■ WORK TO BE COMPLETED
Filter the listing below, keeping every line that holds "location".

"""

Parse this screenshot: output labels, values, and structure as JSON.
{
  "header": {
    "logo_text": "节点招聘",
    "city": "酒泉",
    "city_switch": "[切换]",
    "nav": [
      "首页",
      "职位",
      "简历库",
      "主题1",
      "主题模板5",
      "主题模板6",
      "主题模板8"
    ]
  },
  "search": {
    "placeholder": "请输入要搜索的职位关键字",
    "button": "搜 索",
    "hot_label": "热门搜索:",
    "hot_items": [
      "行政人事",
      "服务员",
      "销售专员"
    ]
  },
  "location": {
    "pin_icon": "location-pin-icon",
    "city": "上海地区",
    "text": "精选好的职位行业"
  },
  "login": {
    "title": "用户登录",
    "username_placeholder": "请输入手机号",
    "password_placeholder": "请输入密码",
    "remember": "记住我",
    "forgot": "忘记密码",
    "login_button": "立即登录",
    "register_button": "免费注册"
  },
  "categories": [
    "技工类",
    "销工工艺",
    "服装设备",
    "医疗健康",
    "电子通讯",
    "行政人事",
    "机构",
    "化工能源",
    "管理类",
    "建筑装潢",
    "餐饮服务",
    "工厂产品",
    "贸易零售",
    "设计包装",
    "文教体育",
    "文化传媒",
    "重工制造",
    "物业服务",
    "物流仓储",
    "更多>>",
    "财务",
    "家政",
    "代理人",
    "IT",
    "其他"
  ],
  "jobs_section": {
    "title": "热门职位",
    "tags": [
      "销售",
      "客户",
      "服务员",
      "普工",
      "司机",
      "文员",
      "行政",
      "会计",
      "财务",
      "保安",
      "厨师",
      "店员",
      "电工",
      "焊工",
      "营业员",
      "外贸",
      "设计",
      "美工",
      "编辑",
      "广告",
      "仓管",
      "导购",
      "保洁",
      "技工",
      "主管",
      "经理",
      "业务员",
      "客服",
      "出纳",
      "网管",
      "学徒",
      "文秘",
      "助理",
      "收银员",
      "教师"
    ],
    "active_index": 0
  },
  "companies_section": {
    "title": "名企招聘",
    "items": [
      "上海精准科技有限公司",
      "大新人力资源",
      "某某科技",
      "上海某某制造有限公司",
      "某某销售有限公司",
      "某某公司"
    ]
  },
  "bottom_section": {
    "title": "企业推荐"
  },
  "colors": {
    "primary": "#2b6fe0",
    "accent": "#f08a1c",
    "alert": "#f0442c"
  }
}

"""

■ PROBLEM SOLUTION
  "location": {
    "pin_icon": "location-pin-icon",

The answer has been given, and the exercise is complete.